TheStreet.com: What is the #1 bookseller in the US? Amazon? Guess again. It’s Barnes & Noble. And the company is rumored to be working with a device integrator and Sprint to manufacture a Kindle-like ebook reader. Amazon also uses EV-DO data connectivity from Sprint for its Kindle ebook reader. Of course, Sprint is not a done deal. There is also AT&T. Talks with Verizon Wireless ended according to a wireless industry insider.
Why is Barnes & Noble jumping into the ebook reader market? One word: profits. Amazon is expected generate a gross profit of US63 million on revenues of US$285 million in 2009 via the Kindle according to analyst Sandeep Aggarwal at Collins Stewart. That’s a good bit of profits!
Let’s come back to the original question of who is the largest bookseller in the US. My guess is that Amazon sells a whole bunch more books online than Barnes & Noble. Amazon is probably the largest online bookstore in the world. And that might be the difference between big success and lukewarm success/failure for an ebook device like a Kindle.
Amazon customers are used to purchasing books online. Barnes & Noble customers probably not as much. The leap from purchasing books online to purchasing ebooks online is much smaller than the leap that Barnes & Noble customers will have to make: purchase books at brick & mortar stores to purchase ebooks online.
The Kindle isn’t pefect.
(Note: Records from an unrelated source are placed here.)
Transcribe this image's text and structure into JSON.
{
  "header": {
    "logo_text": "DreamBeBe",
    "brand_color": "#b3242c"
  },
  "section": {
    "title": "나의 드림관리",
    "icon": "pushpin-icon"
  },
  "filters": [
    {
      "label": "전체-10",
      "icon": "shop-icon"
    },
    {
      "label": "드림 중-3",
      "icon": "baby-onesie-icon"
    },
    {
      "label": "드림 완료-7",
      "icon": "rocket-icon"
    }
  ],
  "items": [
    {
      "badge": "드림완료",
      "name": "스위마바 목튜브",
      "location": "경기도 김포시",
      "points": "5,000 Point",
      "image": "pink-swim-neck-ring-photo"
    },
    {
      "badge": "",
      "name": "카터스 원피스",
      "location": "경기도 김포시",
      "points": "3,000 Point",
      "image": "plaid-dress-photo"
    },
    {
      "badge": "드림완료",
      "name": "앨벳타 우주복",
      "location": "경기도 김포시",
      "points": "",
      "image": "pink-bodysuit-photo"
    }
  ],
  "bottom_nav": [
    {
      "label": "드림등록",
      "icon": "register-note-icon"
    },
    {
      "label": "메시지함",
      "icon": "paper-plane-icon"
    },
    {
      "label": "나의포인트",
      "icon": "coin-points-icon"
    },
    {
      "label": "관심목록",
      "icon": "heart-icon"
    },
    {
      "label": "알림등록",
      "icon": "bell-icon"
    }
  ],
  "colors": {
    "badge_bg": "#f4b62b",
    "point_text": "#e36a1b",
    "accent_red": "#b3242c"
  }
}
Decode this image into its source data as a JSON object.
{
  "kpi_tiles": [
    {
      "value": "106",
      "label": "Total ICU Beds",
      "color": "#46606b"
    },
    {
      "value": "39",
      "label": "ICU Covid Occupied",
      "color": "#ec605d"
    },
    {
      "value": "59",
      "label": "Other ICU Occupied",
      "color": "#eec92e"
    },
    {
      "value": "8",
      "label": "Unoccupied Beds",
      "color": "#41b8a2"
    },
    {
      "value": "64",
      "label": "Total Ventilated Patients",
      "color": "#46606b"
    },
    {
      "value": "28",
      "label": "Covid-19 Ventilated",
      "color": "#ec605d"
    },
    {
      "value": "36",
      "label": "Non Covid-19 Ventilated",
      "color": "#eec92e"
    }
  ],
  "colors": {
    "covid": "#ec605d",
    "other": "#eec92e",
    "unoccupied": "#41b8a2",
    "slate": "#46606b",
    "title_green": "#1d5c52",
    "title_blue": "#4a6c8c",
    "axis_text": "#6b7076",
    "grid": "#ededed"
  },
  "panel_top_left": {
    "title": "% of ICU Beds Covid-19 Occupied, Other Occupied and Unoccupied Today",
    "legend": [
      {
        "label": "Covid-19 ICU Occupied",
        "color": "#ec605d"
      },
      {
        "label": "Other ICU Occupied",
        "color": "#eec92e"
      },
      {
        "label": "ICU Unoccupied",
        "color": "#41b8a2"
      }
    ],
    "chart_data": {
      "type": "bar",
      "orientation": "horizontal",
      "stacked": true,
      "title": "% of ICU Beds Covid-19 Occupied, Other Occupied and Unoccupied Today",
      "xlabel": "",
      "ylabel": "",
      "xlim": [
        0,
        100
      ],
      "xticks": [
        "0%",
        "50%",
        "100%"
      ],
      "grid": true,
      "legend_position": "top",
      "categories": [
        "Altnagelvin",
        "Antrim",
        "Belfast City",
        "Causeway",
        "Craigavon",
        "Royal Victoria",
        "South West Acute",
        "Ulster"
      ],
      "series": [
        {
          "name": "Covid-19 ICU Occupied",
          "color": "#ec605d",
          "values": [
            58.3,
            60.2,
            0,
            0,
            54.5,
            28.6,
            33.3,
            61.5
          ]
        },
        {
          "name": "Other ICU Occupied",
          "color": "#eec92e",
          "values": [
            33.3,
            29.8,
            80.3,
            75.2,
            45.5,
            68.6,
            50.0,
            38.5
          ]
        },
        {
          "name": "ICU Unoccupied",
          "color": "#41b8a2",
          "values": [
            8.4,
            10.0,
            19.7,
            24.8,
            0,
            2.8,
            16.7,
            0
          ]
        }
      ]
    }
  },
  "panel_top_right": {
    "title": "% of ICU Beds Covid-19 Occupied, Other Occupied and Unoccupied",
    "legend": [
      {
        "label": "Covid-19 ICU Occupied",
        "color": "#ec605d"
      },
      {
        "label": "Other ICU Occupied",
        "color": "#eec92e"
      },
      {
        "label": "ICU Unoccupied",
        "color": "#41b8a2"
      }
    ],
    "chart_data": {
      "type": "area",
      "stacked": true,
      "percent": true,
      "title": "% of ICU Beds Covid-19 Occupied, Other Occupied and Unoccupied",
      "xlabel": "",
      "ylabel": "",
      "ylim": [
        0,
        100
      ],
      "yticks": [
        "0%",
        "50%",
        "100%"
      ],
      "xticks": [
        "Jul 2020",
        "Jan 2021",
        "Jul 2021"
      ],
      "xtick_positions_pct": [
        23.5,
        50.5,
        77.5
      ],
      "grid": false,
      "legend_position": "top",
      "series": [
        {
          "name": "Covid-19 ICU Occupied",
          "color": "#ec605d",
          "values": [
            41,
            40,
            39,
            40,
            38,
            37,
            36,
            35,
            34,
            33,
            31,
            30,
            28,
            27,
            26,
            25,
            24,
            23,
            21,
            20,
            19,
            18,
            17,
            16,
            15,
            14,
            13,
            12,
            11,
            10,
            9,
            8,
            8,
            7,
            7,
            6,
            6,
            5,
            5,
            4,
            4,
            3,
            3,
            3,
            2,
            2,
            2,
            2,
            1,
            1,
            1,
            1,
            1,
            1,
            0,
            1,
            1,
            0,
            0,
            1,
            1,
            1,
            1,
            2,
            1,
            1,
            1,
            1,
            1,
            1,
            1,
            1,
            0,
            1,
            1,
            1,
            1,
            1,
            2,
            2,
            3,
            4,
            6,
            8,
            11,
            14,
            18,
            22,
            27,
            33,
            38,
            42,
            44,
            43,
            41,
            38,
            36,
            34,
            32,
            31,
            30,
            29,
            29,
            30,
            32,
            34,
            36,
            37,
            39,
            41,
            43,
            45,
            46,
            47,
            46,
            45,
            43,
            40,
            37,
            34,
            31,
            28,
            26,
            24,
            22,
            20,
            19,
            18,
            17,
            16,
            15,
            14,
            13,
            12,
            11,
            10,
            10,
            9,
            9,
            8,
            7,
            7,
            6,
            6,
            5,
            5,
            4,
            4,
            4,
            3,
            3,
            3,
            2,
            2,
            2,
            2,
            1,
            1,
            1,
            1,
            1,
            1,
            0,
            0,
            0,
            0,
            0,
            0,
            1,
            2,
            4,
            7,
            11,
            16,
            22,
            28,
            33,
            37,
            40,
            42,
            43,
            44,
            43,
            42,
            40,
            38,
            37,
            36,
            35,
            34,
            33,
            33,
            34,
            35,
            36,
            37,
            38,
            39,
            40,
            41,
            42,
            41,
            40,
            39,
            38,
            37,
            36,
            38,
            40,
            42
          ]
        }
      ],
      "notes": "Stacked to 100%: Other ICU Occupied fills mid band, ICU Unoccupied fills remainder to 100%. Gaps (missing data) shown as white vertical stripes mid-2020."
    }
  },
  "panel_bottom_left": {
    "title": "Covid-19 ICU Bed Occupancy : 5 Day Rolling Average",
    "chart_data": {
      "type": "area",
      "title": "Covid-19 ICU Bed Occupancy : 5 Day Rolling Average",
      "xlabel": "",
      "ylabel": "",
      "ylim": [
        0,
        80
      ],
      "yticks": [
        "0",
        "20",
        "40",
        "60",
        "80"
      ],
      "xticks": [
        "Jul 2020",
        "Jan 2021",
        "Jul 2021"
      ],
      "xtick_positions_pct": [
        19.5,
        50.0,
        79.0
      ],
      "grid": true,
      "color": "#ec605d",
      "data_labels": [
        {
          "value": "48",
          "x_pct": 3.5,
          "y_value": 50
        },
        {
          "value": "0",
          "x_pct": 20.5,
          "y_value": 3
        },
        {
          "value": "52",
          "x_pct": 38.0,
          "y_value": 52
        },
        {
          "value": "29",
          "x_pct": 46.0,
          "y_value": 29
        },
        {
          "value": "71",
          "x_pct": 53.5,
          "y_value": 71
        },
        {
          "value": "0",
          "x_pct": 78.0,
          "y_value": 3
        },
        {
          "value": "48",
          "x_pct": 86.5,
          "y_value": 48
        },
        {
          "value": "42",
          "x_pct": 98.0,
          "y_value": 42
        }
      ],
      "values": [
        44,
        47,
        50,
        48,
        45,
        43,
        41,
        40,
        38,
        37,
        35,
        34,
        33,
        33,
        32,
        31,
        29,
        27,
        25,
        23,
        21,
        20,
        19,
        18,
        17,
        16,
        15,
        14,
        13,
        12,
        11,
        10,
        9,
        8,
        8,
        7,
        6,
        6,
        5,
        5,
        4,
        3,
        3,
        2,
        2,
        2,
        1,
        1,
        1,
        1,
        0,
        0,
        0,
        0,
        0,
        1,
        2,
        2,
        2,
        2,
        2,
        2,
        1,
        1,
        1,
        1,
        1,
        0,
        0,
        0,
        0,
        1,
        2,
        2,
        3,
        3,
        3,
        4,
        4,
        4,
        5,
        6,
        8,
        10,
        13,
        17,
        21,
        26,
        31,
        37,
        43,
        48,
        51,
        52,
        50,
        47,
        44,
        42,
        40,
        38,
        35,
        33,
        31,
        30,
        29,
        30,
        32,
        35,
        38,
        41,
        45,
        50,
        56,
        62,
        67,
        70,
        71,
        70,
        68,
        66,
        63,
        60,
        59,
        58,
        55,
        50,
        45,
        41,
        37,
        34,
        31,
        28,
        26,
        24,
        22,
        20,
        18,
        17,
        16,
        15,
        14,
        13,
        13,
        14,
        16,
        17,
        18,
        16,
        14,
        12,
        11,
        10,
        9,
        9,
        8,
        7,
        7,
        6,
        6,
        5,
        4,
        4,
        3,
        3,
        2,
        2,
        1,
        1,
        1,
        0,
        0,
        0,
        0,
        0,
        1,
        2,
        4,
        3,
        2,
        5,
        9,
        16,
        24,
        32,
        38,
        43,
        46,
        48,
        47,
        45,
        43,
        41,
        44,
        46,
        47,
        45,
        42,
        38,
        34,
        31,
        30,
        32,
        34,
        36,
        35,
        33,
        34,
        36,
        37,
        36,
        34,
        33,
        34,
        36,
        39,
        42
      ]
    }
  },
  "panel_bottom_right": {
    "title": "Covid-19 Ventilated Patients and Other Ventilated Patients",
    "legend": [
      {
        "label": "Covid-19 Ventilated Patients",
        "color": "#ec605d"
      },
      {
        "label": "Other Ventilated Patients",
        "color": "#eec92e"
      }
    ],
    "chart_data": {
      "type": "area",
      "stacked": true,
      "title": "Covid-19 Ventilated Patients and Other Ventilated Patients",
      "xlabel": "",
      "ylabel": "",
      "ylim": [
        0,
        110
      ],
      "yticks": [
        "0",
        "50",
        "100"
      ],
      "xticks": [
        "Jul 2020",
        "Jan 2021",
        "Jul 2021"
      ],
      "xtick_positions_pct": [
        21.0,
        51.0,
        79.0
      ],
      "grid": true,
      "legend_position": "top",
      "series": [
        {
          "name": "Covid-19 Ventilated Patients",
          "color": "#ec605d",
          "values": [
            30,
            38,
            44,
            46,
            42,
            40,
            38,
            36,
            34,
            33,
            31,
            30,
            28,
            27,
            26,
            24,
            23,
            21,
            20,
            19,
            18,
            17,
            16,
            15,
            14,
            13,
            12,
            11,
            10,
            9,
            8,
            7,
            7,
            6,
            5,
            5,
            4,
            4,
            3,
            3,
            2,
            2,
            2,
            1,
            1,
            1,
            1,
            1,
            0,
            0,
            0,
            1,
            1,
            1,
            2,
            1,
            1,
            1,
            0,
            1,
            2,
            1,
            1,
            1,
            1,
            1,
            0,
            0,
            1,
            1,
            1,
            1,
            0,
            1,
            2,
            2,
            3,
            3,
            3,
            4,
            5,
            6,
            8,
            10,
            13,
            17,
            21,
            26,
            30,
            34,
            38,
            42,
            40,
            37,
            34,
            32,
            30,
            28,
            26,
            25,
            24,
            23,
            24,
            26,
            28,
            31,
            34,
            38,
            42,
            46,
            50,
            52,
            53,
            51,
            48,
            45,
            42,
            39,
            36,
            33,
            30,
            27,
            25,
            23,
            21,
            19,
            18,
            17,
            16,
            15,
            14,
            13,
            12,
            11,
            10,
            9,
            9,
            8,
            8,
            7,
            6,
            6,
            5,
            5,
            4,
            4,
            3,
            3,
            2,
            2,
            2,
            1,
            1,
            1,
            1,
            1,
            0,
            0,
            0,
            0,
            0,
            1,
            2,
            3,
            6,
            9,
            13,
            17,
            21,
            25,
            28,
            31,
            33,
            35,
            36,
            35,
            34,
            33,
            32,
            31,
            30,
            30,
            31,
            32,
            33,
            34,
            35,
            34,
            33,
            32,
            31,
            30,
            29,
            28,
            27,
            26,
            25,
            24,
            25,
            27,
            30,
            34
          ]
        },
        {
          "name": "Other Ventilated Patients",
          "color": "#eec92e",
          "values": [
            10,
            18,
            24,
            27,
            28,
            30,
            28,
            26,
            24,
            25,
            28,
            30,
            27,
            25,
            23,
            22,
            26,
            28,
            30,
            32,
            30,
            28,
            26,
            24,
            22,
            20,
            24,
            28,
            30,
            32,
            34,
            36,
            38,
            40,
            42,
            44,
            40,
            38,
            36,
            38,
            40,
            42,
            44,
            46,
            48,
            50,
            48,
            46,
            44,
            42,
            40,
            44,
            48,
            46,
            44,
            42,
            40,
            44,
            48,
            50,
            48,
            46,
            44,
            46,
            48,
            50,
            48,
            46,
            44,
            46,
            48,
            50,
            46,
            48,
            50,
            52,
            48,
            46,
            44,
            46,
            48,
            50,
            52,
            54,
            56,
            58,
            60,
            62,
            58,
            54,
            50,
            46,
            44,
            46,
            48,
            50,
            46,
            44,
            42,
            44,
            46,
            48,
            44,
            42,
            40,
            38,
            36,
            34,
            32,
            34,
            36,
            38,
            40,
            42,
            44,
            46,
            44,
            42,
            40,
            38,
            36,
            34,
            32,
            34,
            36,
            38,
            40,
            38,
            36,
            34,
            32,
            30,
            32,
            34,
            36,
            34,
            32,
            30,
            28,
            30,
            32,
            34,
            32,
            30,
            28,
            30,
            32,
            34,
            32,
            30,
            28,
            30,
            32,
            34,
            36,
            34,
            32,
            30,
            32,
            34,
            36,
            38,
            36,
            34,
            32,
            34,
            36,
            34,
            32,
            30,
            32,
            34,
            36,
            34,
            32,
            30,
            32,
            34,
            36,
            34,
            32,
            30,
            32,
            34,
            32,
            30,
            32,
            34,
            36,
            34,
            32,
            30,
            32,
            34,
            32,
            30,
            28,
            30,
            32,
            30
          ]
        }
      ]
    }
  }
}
It isn’t very easy (is it possible?) to get documents, newspaper clips, magazines, books, etc. that you created or own transfered to the Kindle. The Kindle doesn’t have touch capability: you still have to push buttons to flip through pages. If Barnes & Nobles can build a sexy and competent ebook reader with a persistent connection to its online bookstore, add features that allow for easy transfer of your own content, and add touch, it might have a fighting chance to become a big success.